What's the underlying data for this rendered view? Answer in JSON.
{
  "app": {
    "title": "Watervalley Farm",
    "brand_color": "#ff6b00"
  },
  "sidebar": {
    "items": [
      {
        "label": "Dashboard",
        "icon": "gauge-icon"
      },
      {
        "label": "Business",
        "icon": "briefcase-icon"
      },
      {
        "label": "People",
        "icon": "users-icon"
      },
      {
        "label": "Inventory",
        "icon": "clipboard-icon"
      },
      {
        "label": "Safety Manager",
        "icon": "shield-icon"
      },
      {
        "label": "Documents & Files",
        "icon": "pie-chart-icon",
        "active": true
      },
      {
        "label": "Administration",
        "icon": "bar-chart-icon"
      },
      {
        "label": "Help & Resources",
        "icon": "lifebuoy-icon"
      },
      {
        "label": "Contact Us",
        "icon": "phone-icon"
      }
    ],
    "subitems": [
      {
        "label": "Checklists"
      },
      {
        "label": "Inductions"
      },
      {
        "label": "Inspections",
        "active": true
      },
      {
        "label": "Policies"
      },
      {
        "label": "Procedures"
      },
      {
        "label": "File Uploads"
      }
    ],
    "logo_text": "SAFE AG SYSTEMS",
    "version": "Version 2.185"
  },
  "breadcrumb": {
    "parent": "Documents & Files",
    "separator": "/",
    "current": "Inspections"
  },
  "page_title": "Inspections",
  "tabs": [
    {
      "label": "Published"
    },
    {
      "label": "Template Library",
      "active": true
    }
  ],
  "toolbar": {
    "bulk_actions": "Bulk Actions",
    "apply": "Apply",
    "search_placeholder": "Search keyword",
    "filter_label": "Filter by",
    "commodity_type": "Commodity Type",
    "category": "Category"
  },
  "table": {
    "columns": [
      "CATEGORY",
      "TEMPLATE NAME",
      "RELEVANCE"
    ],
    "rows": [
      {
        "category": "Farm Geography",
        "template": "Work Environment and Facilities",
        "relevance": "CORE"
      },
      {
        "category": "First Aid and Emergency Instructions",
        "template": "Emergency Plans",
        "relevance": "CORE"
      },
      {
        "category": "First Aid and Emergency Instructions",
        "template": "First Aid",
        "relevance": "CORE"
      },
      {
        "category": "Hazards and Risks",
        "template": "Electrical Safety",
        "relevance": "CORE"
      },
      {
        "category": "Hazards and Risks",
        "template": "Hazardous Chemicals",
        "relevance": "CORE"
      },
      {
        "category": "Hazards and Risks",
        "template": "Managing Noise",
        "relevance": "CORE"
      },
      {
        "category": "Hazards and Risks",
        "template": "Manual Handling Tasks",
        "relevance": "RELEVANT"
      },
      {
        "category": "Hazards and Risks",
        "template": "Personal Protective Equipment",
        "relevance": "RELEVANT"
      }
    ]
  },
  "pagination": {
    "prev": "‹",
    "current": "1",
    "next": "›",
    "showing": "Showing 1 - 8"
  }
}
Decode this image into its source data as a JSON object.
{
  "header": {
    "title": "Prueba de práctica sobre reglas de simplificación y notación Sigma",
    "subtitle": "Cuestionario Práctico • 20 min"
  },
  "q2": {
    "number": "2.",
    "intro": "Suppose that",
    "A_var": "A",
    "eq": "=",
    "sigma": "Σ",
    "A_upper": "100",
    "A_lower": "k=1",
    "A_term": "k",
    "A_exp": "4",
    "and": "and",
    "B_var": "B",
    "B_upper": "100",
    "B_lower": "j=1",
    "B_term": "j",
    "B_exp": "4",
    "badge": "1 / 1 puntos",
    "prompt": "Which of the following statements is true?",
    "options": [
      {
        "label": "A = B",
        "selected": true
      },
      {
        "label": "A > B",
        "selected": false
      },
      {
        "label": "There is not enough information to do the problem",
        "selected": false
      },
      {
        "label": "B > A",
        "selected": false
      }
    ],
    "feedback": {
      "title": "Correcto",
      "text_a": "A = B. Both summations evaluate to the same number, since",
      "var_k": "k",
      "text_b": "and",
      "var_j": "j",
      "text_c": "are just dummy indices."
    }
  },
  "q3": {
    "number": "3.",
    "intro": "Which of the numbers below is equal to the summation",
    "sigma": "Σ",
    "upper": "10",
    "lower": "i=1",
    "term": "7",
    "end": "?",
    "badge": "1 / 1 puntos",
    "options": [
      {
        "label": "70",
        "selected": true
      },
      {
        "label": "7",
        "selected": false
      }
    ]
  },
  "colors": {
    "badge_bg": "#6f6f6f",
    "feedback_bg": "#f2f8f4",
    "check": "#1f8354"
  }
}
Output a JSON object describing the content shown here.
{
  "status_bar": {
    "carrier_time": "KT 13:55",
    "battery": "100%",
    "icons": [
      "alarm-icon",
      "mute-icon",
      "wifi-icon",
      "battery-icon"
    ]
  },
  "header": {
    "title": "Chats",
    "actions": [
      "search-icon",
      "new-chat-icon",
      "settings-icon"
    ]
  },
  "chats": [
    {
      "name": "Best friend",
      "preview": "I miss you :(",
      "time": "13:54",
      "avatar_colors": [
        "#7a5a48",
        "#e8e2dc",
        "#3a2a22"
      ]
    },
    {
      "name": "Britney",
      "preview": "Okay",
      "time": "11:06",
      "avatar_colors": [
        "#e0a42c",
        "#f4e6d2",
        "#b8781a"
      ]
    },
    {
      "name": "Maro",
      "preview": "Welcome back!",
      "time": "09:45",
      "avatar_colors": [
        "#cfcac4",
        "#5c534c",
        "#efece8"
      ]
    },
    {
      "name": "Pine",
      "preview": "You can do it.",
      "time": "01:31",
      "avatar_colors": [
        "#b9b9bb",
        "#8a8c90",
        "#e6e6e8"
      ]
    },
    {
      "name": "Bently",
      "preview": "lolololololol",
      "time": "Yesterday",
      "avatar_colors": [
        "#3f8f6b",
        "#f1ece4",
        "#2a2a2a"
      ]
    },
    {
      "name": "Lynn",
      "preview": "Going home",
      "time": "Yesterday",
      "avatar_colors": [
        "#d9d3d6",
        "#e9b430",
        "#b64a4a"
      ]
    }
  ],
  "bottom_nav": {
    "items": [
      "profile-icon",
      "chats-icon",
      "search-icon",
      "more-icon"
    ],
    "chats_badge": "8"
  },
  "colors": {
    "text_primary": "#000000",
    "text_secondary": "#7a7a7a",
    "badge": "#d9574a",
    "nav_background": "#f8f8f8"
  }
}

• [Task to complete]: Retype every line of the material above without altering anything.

• [Output of the task]:
What's the underlying data for this rendered view? Answer in JSON.
{
  "app": {
    "title": "Watervalley Farm",
    "brand_color": "#ff6b00"
  },
  "sidebar": {
    "items": [
      {
        "label": "Dashboard",
        "icon": "gauge-icon"
      },
      {
        "label": "Business",
        "icon": "briefcase-icon"
      },
      {
        "label": "People",
        "icon": "users-icon"
      },
      {
        "label": "Inventory",
        "icon": "clipboard-icon"
      },
      {
        "label": "Safety Manager",
        "icon": "shield-icon"
      },
      {
        "label": "Documents & Files",
        "icon": "pie-chart-icon",
        "active": true
      },
      {
        "label": "Administration",
        "icon": "bar-chart-icon"
      },
      {
        "label": "Help & Resources",
        "icon": "lifebuoy-icon"
      },
      {
        "label": "Contact Us",
        "icon": "phone-icon"
      }
    ],
    "subitems": [
      {
        "label": "Checklists"
      },
      {
        "label": "Inductions"
      },
      {
        "label": "Inspections",
        "active": true
      },
      {
        "label": "Policies"
      },
      {
        "label": "Procedures"
      },
      {
        "label": "File Uploads"
      }
    ],
    "logo_text": "SAFE AG SYSTEMS",
    "version": "Version 2.185"
  },
  "breadcrumb": {
    "parent": "Documents & Files",
    "separator": "/",
    "current": "Inspections"
  },
  "page_title": "Inspections",
  "tabs": [
    {
      "label": "Published"
    },
    {
      "label": "Template Library",
      "active": true
    }
  ],
  "toolbar": {
    "bulk_actions": "Bulk Actions",
    "apply": "Apply",
    "search_placeholder": "Search keyword",
    "filter_label": "Filter by",
    "commodity_type": "Commodity Type",
    "category": "Category"
  },
  "table": {
    "columns": [
      "CATEGORY",
      "TEMPLATE NAME",
      "RELEVANCE"
    ],
    "rows": [
      {
        "category": "Farm Geography",
        "template": "Work Environment and Facilities",
        "relevance": "CORE"
      },
      {
        "category": "First Aid and Emergency Instructions",
        "template": "Emergency Plans",
        "relevance": "CORE"
      },
      {
        "category": "First Aid and Emergency Instructions",
        "template": "First Aid",
        "relevance": "CORE"
      },
      {
        "category": "Hazards and Risks",
        "template": "Electrical Safety",
        "relevance": "CORE"
      },
      {
        "category": "Hazards and Risks",
        "template": "Hazardous Chemicals",
        "relevance": "CORE"
      },
      {
        "category": "Hazards and Risks",
        "template": "Managing Noise",
        "relevance": "CORE"
      },
      {
        "category": "Hazards and Risks",
        "template": "Manual Handling Tasks",
        "relevance": "RELEVANT"
      },
      {
        "category": "Hazards and Risks",
        "template": "Personal Protective Equipment",
        "relevance": "RELEVANT"
      }
    ]
  },
  "pagination": {
    "prev": "‹",
    "current": "1",
    "next": "›",
    "showing": "Showing 1 - 8"
  }
}
Decode this image into its source data as a JSON object.
{
  "header": {
    "title": "Prueba de práctica sobre reglas de simplificación y notación Sigma",
    "subtitle": "Cuestionario Práctico • 20 min"
  },
  "q2": {
    "number": "2.",
    "intro": "Suppose that",
    "A_var": "A",
    "eq": "=",
    "sigma": "Σ",
    "A_upper": "100",
    "A_lower": "k=1",
    "A_term": "k",
    "A_exp": "4",
    "and": "and",
    "B_var": "B",
    "B_upper": "100",
    "B_lower": "j=1",
    "B_term": "j",
    "B_exp": "4",
    "badge": "1 / 1 puntos",
    "prompt": "Which of the following statements is true?",
    "options": [
      {
        "label": "A = B",
        "selected": true
      },
      {
        "label": "A > B",
        "selected": false
      },
      {
        "label": "There is not enough information to do the problem",
        "selected": false
      },
      {
        "label": "B > A",
        "selected": false
      }
    ],
    "feedback": {
      "title": "Correcto",
      "text_a": "A = B. Both summations evaluate to the same number, since",
      "var_k": "k",
      "text_b": "and",
      "var_j": "j",
      "text_c": "are just dummy indices."
    }
  },
  "q3": {
    "number": "3.",
    "intro": "Which of the numbers below is equal to the summation",
    "sigma": "Σ",
    "upper": "10",
    "lower": "i=1",
    "term": "7",
    "end": "?",
    "badge": "1 / 1 puntos",
    "options": [
      {
        "label": "70",
        "selected": true
      },
      {
        "label": "7",
        "selected": false
      }
    ]
  },
  "colors": {
    "badge_bg": "#6f6f6f",
    "feedback_bg": "#f2f8f4",
    "check": "#1f8354"
  }
}
Output a JSON object describing the content shown here.
{
  "status_bar": {
    "carrier_time": "KT 13:55",
    "battery": "100%",
    "icons": [
      "alarm-icon",
      "mute-icon",
      "wifi-icon",
      "battery-icon"
    ]
  },
  "header": {
    "title": "Chats",
    "actions": [
      "search-icon",
      "new-chat-icon",
      "settings-icon"
    ]
  },
  "chats": [
    {
      "name": "Best friend",
      "preview": "I miss you :(",
      "time": "13:54",
      "avatar_colors": [
        "#7a5a48",
        "#e8e2dc",
        "#3a2a22"
      ]
    },
    {
      "name": "Britney",
      "preview": "Okay",
      "time": "11:06",
      "avatar_colors": [
        "#e0a42c",
        "#f4e6d2",
        "#b8781a"
      ]
    },
    {
      "name": "Maro",
      "preview": "Welcome back!",
      "time": "09:45",
      "avatar_colors": [
        "#cfcac4",
        "#5c534c",
        "#efece8"
      ]
    },
    {
      "name": "Pine",
      "preview": "You can do it.",
      "time": "01:31",
      "avatar_colors": [
        "#b9b9bb",
        "#8a8c90",
        "#e6e6e8"
      ]
    },
    {
      "name": "Bently",
      "preview": "lolololololol",
      "time": "Yesterday",
      "avatar_colors": [
        "#3f8f6b",
        "#f1ece4",
        "#2a2a2a"
      ]
    },
    {
      "name": "Lynn",
      "preview": "Going home",
      "time": "Yesterday",
      "avatar_colors": [
        "#d9d3d6",
        "#e9b430",
        "#b64a4a"
      ]
    }
  ],
  "bottom_nav": {
    "items": [
      "profile-icon",
      "chats-icon",
      "search-icon",
      "more-icon"
    ],
    "chats_badge": "8"
  },
  "colors": {
    "text_primary": "#000000",
    "text_secondary": "#7a7a7a",
    "badge": "#d9574a",
    "nav_background": "#f8f8f8"
  }
}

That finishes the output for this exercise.